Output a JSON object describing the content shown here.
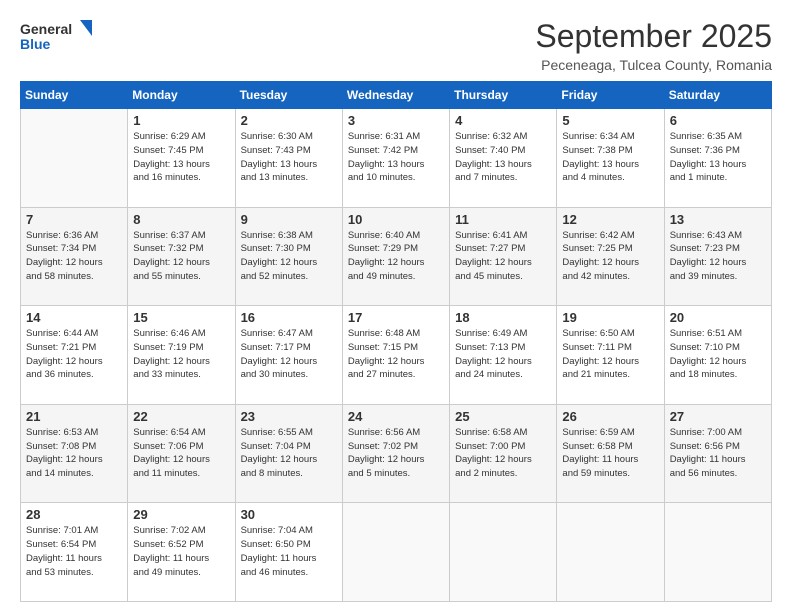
{
  "header": {
    "logo_general": "General",
    "logo_blue": "Blue",
    "month_title": "September 2025",
    "location": "Peceneaga, Tulcea County, Romania"
  },
  "weekdays": [
    "Sunday",
    "Monday",
    "Tuesday",
    "Wednesday",
    "Thursday",
    "Friday",
    "Saturday"
  ],
  "weeks": [
    [
      {
        "day": "",
        "info": ""
      },
      {
        "day": "1",
        "info": "Sunrise: 6:29 AM\nSunset: 7:45 PM\nDaylight: 13 hours\nand 16 minutes."
      },
      {
        "day": "2",
        "info": "Sunrise: 6:30 AM\nSunset: 7:43 PM\nDaylight: 13 hours\nand 13 minutes."
      },
      {
        "day": "3",
        "info": "Sunrise: 6:31 AM\nSunset: 7:42 PM\nDaylight: 13 hours\nand 10 minutes."
      },
      {
        "day": "4",
        "info": "Sunrise: 6:32 AM\nSunset: 7:40 PM\nDaylight: 13 hours\nand 7 minutes."
      },
      {
        "day": "5",
        "info": "Sunrise: 6:34 AM\nSunset: 7:38 PM\nDaylight: 13 hours\nand 4 minutes."
      },
      {
        "day": "6",
        "info": "Sunrise: 6:35 AM\nSunset: 7:36 PM\nDaylight: 13 hours\nand 1 minute."
      }
    ],
    [
      {
        "day": "7",
        "info": "Sunrise: 6:36 AM\nSunset: 7:34 PM\nDaylight: 12 hours\nand 58 minutes."
      },
      {
        "day": "8",
        "info": "Sunrise: 6:37 AM\nSunset: 7:32 PM\nDaylight: 12 hours\nand 55 minutes."
      },
      {
        "day": "9",
        "info": "Sunrise: 6:38 AM\nSunset: 7:30 PM\nDaylight: 12 hours\nand 52 minutes."
      },
      {
        "day": "10",
        "info": "Sunrise: 6:40 AM\nSunset: 7:29 PM\nDaylight: 12 hours\nand 49 minutes."
      },
      {
        "day": "11",
        "info": "Sunrise: 6:41 AM\nSunset: 7:27 PM\nDaylight: 12 hours\nand 45 minutes."
      },
      {
        "day": "12",
        "info": "Sunrise: 6:42 AM\nSunset: 7:25 PM\nDaylight: 12 hours\nand 42 minutes."
      },
      {
        "day": "13",
        "info": "Sunrise: 6:43 AM\nSunset: 7:23 PM\nDaylight: 12 hours\nand 39 minutes."
      }
    ],
    [
      {
        "day": "14",
        "info": "Sunrise: 6:44 AM\nSunset: 7:21 PM\nDaylight: 12 hours\nand 36 minutes."
      },
      {
        "day": "15",
        "info": "Sunrise: 6:46 AM\nSunset: 7:19 PM\nDaylight: 12 hours\nand 33 minutes."
      },
      {
        "day": "16",
        "info": "Sunrise: 6:47 AM\nSunset: 7:17 PM\nDaylight: 12 hours\nand 30 minutes."
      },
      {
        "day": "17",
        "info": "Sunrise: 6:48 AM\nSunset: 7:15 PM\nDaylight: 12 hours\nand 27 minutes."
      },
      {
        "day": "18",
        "info": "Sunrise: 6:49 AM\nSunset: 7:13 PM\nDaylight: 12 hours\nand 24 minutes."
      },
      {
        "day": "19",
        "info": "Sunrise: 6:50 AM\nSunset: 7:11 PM\nDaylight: 12 hours\nand 21 minutes."
      },
      {
        "day": "20",
        "info": "Sunrise: 6:51 AM\nSunset: 7:10 PM\nDaylight: 12 hours\nand 18 minutes."
      }
    ],
    [
      {
        "day": "21",
        "info": "Sunrise: 6:53 AM\nSunset: 7:08 PM\nDaylight: 12 hours\nand 14 minutes."
      },
      {
        "day": "22",
        "info": "Sunrise: 6:54 AM\nSunset: 7:06 PM\nDaylight: 12 hours\nand 11 minutes."
      },
      {
        "day": "23",
        "info": "Sunrise: 6:55 AM\nSunset: 7:04 PM\nDaylight: 12 hours\nand 8 minutes."
      },
      {
        "day": "24",
        "info": "Sunrise: 6:56 AM\nSunset: 7:02 PM\nDaylight: 12 hours\nand 5 minutes."
      },
      {
        "day": "25",
        "info": "Sunrise: 6:58 AM\nSunset: 7:00 PM\nDaylight: 12 hours\nand 2 minutes."
      },
      {
        "day": "26",
        "info": "Sunrise: 6:59 AM\nSunset: 6:58 PM\nDaylight: 11 hours\nand 59 minutes."
      },
      {
        "day": "27",
        "info": "Sunrise: 7:00 AM\nSunset: 6:56 PM\nDaylight: 11 hours\nand 56 minutes."
      }
    ],
    [
      {
        "day": "28",
        "info": "Sunrise: 7:01 AM\nSunset: 6:54 PM\nDaylight: 11 hours\nand 53 minutes."
      },
      {
        "day": "29",
        "info": "Sunrise: 7:02 AM\nSunset: 6:52 PM\nDaylight: 11 hours\nand 49 minutes."
      },
      {
        "day": "30",
        "info": "Sunrise: 7:04 AM\nSunset: 6:50 PM\nDaylight: 11 hours\nand 46 minutes."
      },
      {
        "day": "",
        "info": ""
      },
      {
        "day": "",
        "info": ""
      },
      {
        "day": "",
        "info": ""
      },
      {
        "day": "",
        "info": ""
      }
    ]
  ]
}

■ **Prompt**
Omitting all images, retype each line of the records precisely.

■ **Answer for this exercise**
Output a JSON object describing the content shown here.
{
  "header": {
    "logo_general": "General",
    "logo_blue": "Blue",
    "month_title": "September 2025",
    "location": "Peceneaga, Tulcea County, Romania"
  },
  "weekdays": [
    "Sunday",
    "Monday",
    "Tuesday",
    "Wednesday",
    "Thursday",
    "Friday",
    "Saturday"
  ],
  "weeks": [
    [
      {
        "day": "",
        "info": ""
      },
      {
        "day": "1",
        "info": "Sunrise: 6:29 AM\nSunset: 7:45 PM\nDaylight: 13 hours\nand 16 minutes."
      },
      {
        "day": "2",
        "info": "Sunrise: 6:30 AM\nSunset: 7:43 PM\nDaylight: 13 hours\nand 13 minutes."
      },
      {
        "day": "3",
        "info": "Sunrise: 6:31 AM\nSunset: 7:42 PM\nDaylight: 13 hours\nand 10 minutes."
      },
      {
        "day": "4",
        "info": "Sunrise: 6:32 AM\nSunset: 7:40 PM\nDaylight: 13 hours\nand 7 minutes."
      },
      {
        "day": "5",
        "info": "Sunrise: 6:34 AM\nSunset: 7:38 PM\nDaylight: 13 hours\nand 4 minutes."
      },
      {
        "day": "6",
        "info": "Sunrise: 6:35 AM\nSunset: 7:36 PM\nDaylight: 13 hours\nand 1 minute."
      }
    ],
    [
      {
        "day": "7",
        "info": "Sunrise: 6:36 AM\nSunset: 7:34 PM\nDaylight: 12 hours\nand 58 minutes."
      },
      {
        "day": "8",
        "info": "Sunrise: 6:37 AM\nSunset: 7:32 PM\nDaylight: 12 hours\nand 55 minutes."
      },
      {
        "day": "9",
        "info": "Sunrise: 6:38 AM\nSunset: 7:30 PM\nDaylight: 12 hours\nand 52 minutes."
      },
      {
        "day": "10",
        "info": "Sunrise: 6:40 AM\nSunset: 7:29 PM\nDaylight: 12 hours\nand 49 minutes."
      },
      {
        "day": "11",
        "info": "Sunrise: 6:41 AM\nSunset: 7:27 PM\nDaylight: 12 hours\nand 45 minutes."
      },
      {
        "day": "12",
        "info": "Sunrise: 6:42 AM\nSunset: 7:25 PM\nDaylight: 12 hours\nand 42 minutes."
      },
      {
        "day": "13",
        "info": "Sunrise: 6:43 AM\nSunset: 7:23 PM\nDaylight: 12 hours\nand 39 minutes."
      }
    ],
    [
      {
        "day": "14",
        "info": "Sunrise: 6:44 AM\nSunset: 7:21 PM\nDaylight: 12 hours\nand 36 minutes."
      },
      {
        "day": "15",
        "info": "Sunrise: 6:46 AM\nSunset: 7:19 PM\nDaylight: 12 hours\nand 33 minutes."
      },
      {
        "day": "16",
        "info": "Sunrise: 6:47 AM\nSunset: 7:17 PM\nDaylight: 12 hours\nand 30 minutes."
      },
      {
        "day": "17",
        "info": "Sunrise: 6:48 AM\nSunset: 7:15 PM\nDaylight: 12 hours\nand 27 minutes."
      },
      {
        "day": "18",
        "info": "Sunrise: 6:49 AM\nSunset: 7:13 PM\nDaylight: 12 hours\nand 24 minutes."
      },
      {
        "day": "19",
        "info": "Sunrise: 6:50 AM\nSunset: 7:11 PM\nDaylight: 12 hours\nand 21 minutes."
      },
      {
        "day": "20",
        "info": "Sunrise: 6:51 AM\nSunset: 7:10 PM\nDaylight: 12 hours\nand 18 minutes."
      }
    ],
    [
      {
        "day": "21",
        "info": "Sunrise: 6:53 AM\nSunset: 7:08 PM\nDaylight: 12 hours\nand 14 minutes."
      },
      {
        "day": "22",
        "info": "Sunrise: 6:54 AM\nSunset: 7:06 PM\nDaylight: 12 hours\nand 11 minutes."
      },
      {
        "day": "23",
        "info": "Sunrise: 6:55 AM\nSunset: 7:04 PM\nDaylight: 12 hours\nand 8 minutes."
      },
      {
        "day": "24",
        "info": "Sunrise: 6:56 AM\nSunset: 7:02 PM\nDaylight: 12 hours\nand 5 minutes."
      },
      {
        "day": "25",
        "info": "Sunrise: 6:58 AM\nSunset: 7:00 PM\nDaylight: 12 hours\nand 2 minutes."
      },
      {
        "day": "26",
        "info": "Sunrise: 6:59 AM\nSunset: 6:58 PM\nDaylight: 11 hours\nand 59 minutes."
      },
      {
        "day": "27",
        "info": "Sunrise: 7:00 AM\nSunset: 6:56 PM\nDaylight: 11 hours\nand 56 minutes."
      }
    ],
    [
      {
        "day": "28",
        "info": "Sunrise: 7:01 AM\nSunset: 6:54 PM\nDaylight: 11 hours\nand 53 minutes."
      },
      {
        "day": "29",
        "info": "Sunrise: 7:02 AM\nSunset: 6:52 PM\nDaylight: 11 hours\nand 49 minutes."
      },
      {
        "day": "30",
        "info": "Sunrise: 7:04 AM\nSunset: 6:50 PM\nDaylight: 11 hours\nand 46 minutes."
      },
      {
        "day": "",
        "info": ""
      },
      {
        "day": "",
        "info": ""
      },
      {
        "day": "",
        "info": ""
      },
      {
        "day": "",
        "info": ""
      }
    ]
  ]
}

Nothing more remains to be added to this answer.